Granite Quarry discusses $100,000 rollover for Joint Police Authority

Published 12:00 am Tuesday, July 7, 2020

By Carl Blankenship

GRANITE QUARRY — At the beginning of the Granite Quarry Board of Aldermen’s Monday regular meeting, Alderman Doug Shelton noted his concern with the town’s Joint Police Authority with Faith having more than $100,000 left over from the previous budget year.

The authority is funded by Granite Quarry and Faith and provides services to both. Shelton said he is aware Police Chief Mark Cook has had difficulty recruiting and the extra amount is unusual, but the town budgeted a similar amount in the previous year, about $690,000. Shelton said, if the positions go unfilled, it could result in a similar spending shortfall.

The general consensus was 2019-2020 was an unusual year, and the amount of funds left over for the police authority would generally be around $15,000-20,000.

Alderman Kim Cress said it is better for the authority to have too much rather than too little funding. More than one alderman said they wished Cook was at the meeting so he could elaborate on the issue.

The board also discussed and gave the Maintenance Department some guidance on mowing areas around the town. Some things, like mowing curbs and clearing the area of sidewalk directly in front of a home is the property owner’s responsibility. The town’s Maintenance Department Director Jason Hord said the department has been mowing some areas as a courtesy on private property, at the request of residents or where areas are not quite being kept up with by property owners.

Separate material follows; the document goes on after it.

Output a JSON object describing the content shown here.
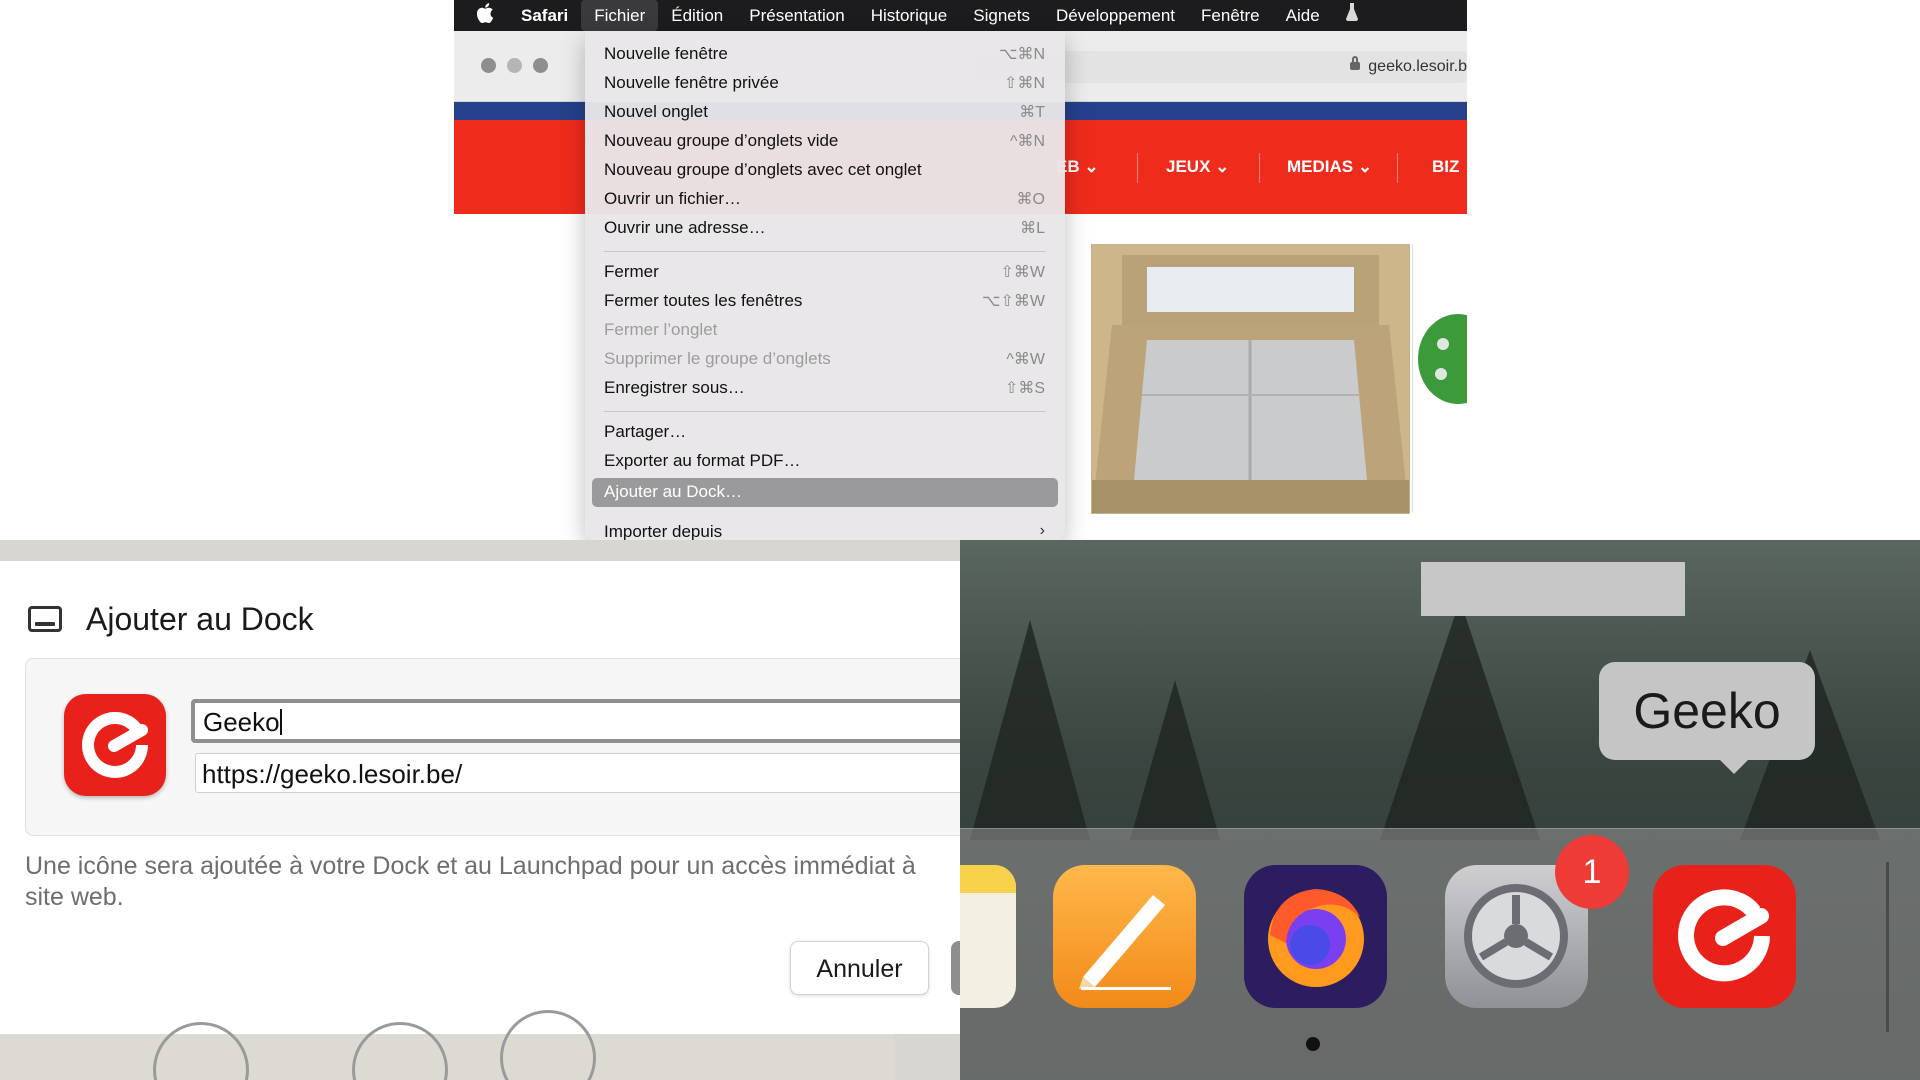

Mayor Bill Feather noted some inconsistencies with how the town mows — that some areas which are not the town’s responsibility are mowed while others are not.

Hord said the town mows a path through the town once a month. Feather said the town should be able to tell people who call in to ask about overgrown grass the town does not normally cover it.

Shelton said the town should keep the main thoroughfare up to a decent standard, and the town has a couple avenues to accomplish that.

Maintenance crews could take care of the grass or the town could notify property owners and set up an ordinance to compel them to correct the issue.

The general consensus was the maintenance department should exercise discretion.

About Carl Blankenship

Carl Blankenship has covered education for the Post since December 2019. Before coming to Salisbury he was a staff writer for The Avery Journal-Times in Newland and graduated from Appalachian State University in 2017, where he was editor of The Appalachian.

email author More by Carl